Federal regulators opened an investigation into the high natural gas prices in California that threaten to derail efforts to contain the state's electricity costs. The Federal Energy Regulatory Commission asked pipeline operators, marketers, and utilities for details on bulk sales to California. The state's Public Utilities Commission charges that gas marketers are raising local prices by withholding supply. Suppliers cite problems such as too few pipelines in California and an insatiable demand for for gas by power generators willing to pay high prices.

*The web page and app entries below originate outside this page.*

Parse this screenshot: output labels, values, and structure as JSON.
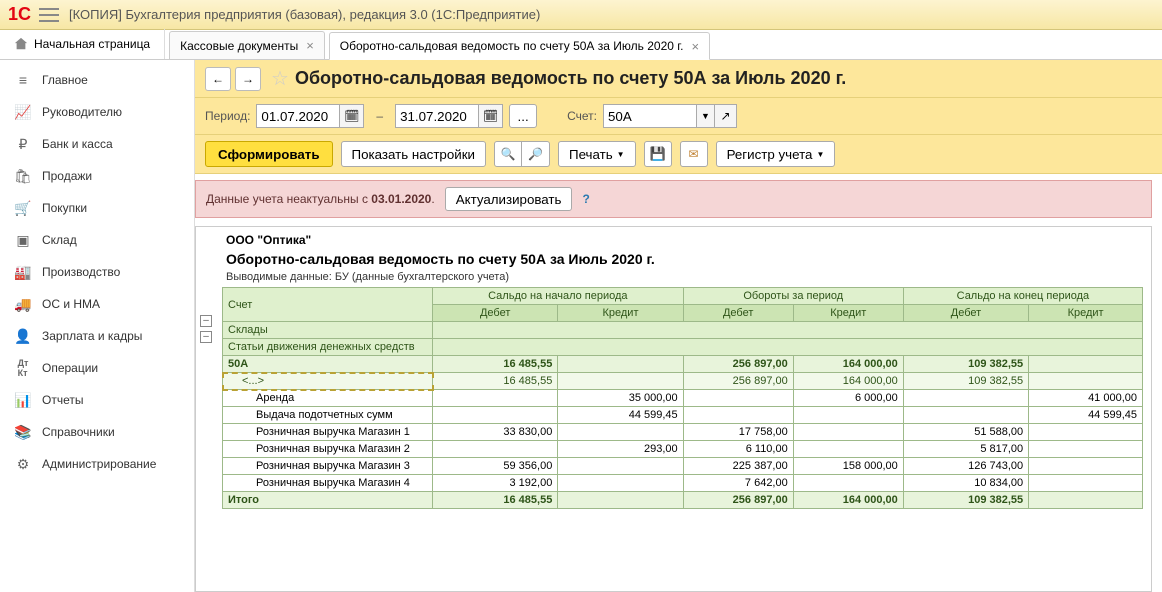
{
  "window_title": "[КОПИЯ] Бухгалтерия предприятия (базовая), редакция 3.0  (1С:Предприятие)",
  "tabs": {
    "home": "Начальная страница",
    "t1": "Кассовые документы",
    "t2": "Оборотно-сальдовая ведомость по счету 50А за Июль 2020 г."
  },
  "sidebar": [
    "Главное",
    "Руководителю",
    "Банк и касса",
    "Продажи",
    "Покупки",
    "Склад",
    "Производство",
    "ОС и НМА",
    "Зарплата и кадры",
    "Операции",
    "Отчеты",
    "Справочники",
    "Администрирование"
  ],
  "header": {
    "title": "Оборотно-сальдовая ведомость по счету 50А за Июль 2020 г."
  },
  "params": {
    "period_label": "Период:",
    "date_from": "01.07.2020",
    "date_to": "31.07.2020",
    "account_label": "Счет:",
    "account": "50А"
  },
  "toolbar": {
    "form": "Сформировать",
    "settings": "Показать настройки",
    "print": "Печать",
    "register": "Регистр учета"
  },
  "notice": {
    "text_prefix": "Данные учета неактуальны с ",
    "date": "03.01.2020",
    "dot": ".",
    "action": "Актуализировать"
  },
  "report": {
    "org": "ООО \"Оптика\"",
    "title": "Оборотно-сальдовая ведомость по счету 50А за Июль 2020 г.",
    "subtitle": "Выводимые данные:  БУ (данные бухгалтерского учета)",
    "headers": {
      "account": "Счет",
      "warehouses": "Склады",
      "articles": "Статьи движения денежных средств",
      "start": "Сальдо на начало периода",
      "turnover": "Обороты за период",
      "end": "Сальдо на конец периода",
      "debit": "Дебет",
      "credit": "Кредит",
      "total": "Итого"
    },
    "rows": [
      {
        "name": "50А",
        "sd": "16 485,55",
        "sc": "",
        "td": "256 897,00",
        "tc": "164 000,00",
        "ed": "109 382,55",
        "ec": ""
      },
      {
        "name": "<...>",
        "sd": "16 485,55",
        "sc": "",
        "td": "256 897,00",
        "tc": "164 000,00",
        "ed": "109 382,55",
        "ec": ""
      },
      {
        "name": "Аренда",
        "sd": "",
        "sc": "35 000,00",
        "td": "",
        "tc": "6 000,00",
        "ed": "",
        "ec": "41 000,00"
      },
      {
        "name": "Выдача подотчетных сумм",
        "sd": "",
        "sc": "44 599,45",
        "td": "",
        "tc": "",
        "ed": "",
        "ec": "44 599,45"
      },
      {
        "name": "Розничная выручка Магазин 1",
        "sd": "33 830,00",
        "sc": "",
        "td": "17 758,00",
        "tc": "",
        "ed": "51 588,00",
        "ec": ""
      },
      {
        "name": "Розничная выручка Магазин 2",
        "sd": "",
        "sc": "293,00",
        "td": "6 110,00",
        "tc": "",
        "ed": "5 817,00",
        "ec": ""
      },
      {
        "name": "Розничная выручка Магазин 3",
        "sd": "59 356,00",
        "sc": "",
        "td": "225 387,00",
        "tc": "158 000,00",
        "ed": "126 743,00",
        "ec": ""
      },
      {
        "name": "Розничная выручка Магазин 4",
        "sd": "3 192,00",
        "sc": "",
        "td": "7 642,00",
        "tc": "",
        "ed": "10 834,00",
        "ec": ""
      }
    ],
    "total": {
      "sd": "16 485,55",
      "sc": "",
      "td": "256 897,00",
      "tc": "164 000,00",
      "ed": "109 382,55",
      "ec": ""
    }
  }
}
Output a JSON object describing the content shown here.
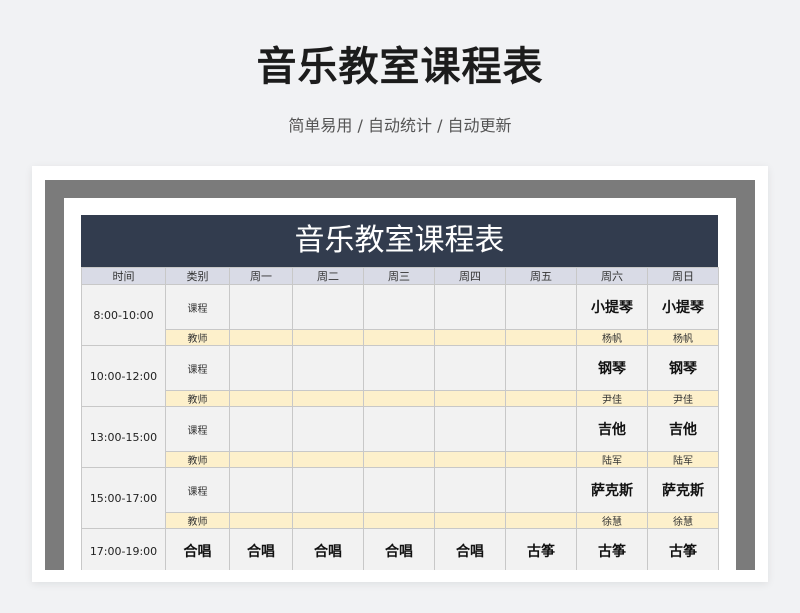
{
  "page": {
    "title": "音乐教室课程表",
    "subtitle": "简单易用  /  自动统计  /  自动更新"
  },
  "schedule": {
    "banner": "音乐教室课程表",
    "headers": [
      "时间",
      "类别",
      "周一",
      "周二",
      "周三",
      "周四",
      "周五",
      "周六",
      "周日"
    ],
    "course_label": "课程",
    "teacher_label": "教师",
    "slots": [
      {
        "time": "8:00-10:00",
        "courses": [
          "",
          "",
          "",
          "",
          "",
          "小提琴",
          "小提琴"
        ],
        "teachers": [
          "",
          "",
          "",
          "",
          "",
          "杨帆",
          "杨帆"
        ]
      },
      {
        "time": "10:00-12:00",
        "courses": [
          "",
          "",
          "",
          "",
          "",
          "钢琴",
          "钢琴"
        ],
        "teachers": [
          "",
          "",
          "",
          "",
          "",
          "尹佳",
          "尹佳"
        ]
      },
      {
        "time": "13:00-15:00",
        "courses": [
          "",
          "",
          "",
          "",
          "",
          "吉他",
          "吉他"
        ],
        "teachers": [
          "",
          "",
          "",
          "",
          "",
          "陆军",
          "陆军"
        ]
      },
      {
        "time": "15:00-17:00",
        "courses": [
          "",
          "",
          "",
          "",
          "",
          "萨克斯",
          "萨克斯"
        ],
        "teachers": [
          "",
          "",
          "",
          "",
          "",
          "徐慧",
          "徐慧"
        ]
      },
      {
        "time": "17:00-19:00",
        "courses": [
          "合唱",
          "合唱",
          "合唱",
          "合唱",
          "合唱",
          "古筝",
          "古筝"
        ],
        "teachers": [
          "",
          "",
          "",
          "",
          "",
          "",
          ""
        ]
      }
    ]
  },
  "colors": {
    "banner_bg": "#323c4e",
    "header_bg": "#d9dbe6",
    "teacher_row_bg": "#fdf0cb",
    "cell_bg": "#f2f2f2",
    "frame_bg": "#7b7b7b"
  }
}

A Utah jury found defendant Tom Green guilty of four counts of bigamy and one count of failure to pay child support, bringing an end to the state's first polygamy prosecution in almost 50 years. Green, who has five wives and 29 children, could be sentenced to 25 years in prison next month. The secretive practice of polygamy gained a foothold in Utah with the arrival of Mormon settlers in the 1840s, but the practice was banned 100 years ago. Legal experts say the conviction of Green gives prosecutors ammunition to go after the state's estimated 20,000 polygamists.
The first female cadets to finish four years at the Virginia Military Institute (VMI), the nation's last public military academy to go coeducational, received their diplomas. The 14 women, one of whom graduated in December, were the last of the 25 female freshmen who stepped into VMI's barracks in the fall of 1997. Eleven dropped out because of the tough regimen. While other military schools began admitting women in the 1970s and '80s, VMI resisted. But its policy was changed under orders from the US Supreme Court.
Former attorney general Janet Reno said she's seriously considering running for governor of Florida next year, setting up a potentially high-profile race in a state where she was surrounded by controversy during the Elian Gonzalez saga. Reno, a Florida native, served five terms as public prosecutor in Miami-Dade County. She said in an interview that she will likely make a decision on her plans by year's end.
A Bush administration review recommends that the US not support a draft pact to enforce an international treaty banning biological weapons, The New York Times reported, quoting an unidentified official. In a unanimous review, an interagency team said the current version of the protocol would be inefficient in stopping cheating and that its deficiencies cannot be fixed by the November deadline. After six years of negotiations, diplomats in Geneva produced the draft agreement, which would establish measures to monitor a ban on biological weapons. That 1972 treaty prohibits biological weapons but lacks a way to verify compliance.
At least nine large fires burned across drought-stricken Florida, sending smoke over Disney World and temporarily closing the "Alligator Alley," I-75. No rain has been forecast. Fires spanned the northwest Panhandle down to south Florida. The largest wildfire, in the Big Cypress National Preserve west of Miami, has burned 20,800 acres and has been only about 30 to 35 percent contained. A 450-acre blaze, near Disney, was 35 percent contained.
(c) Copyright 2001. The Christian Science Monitor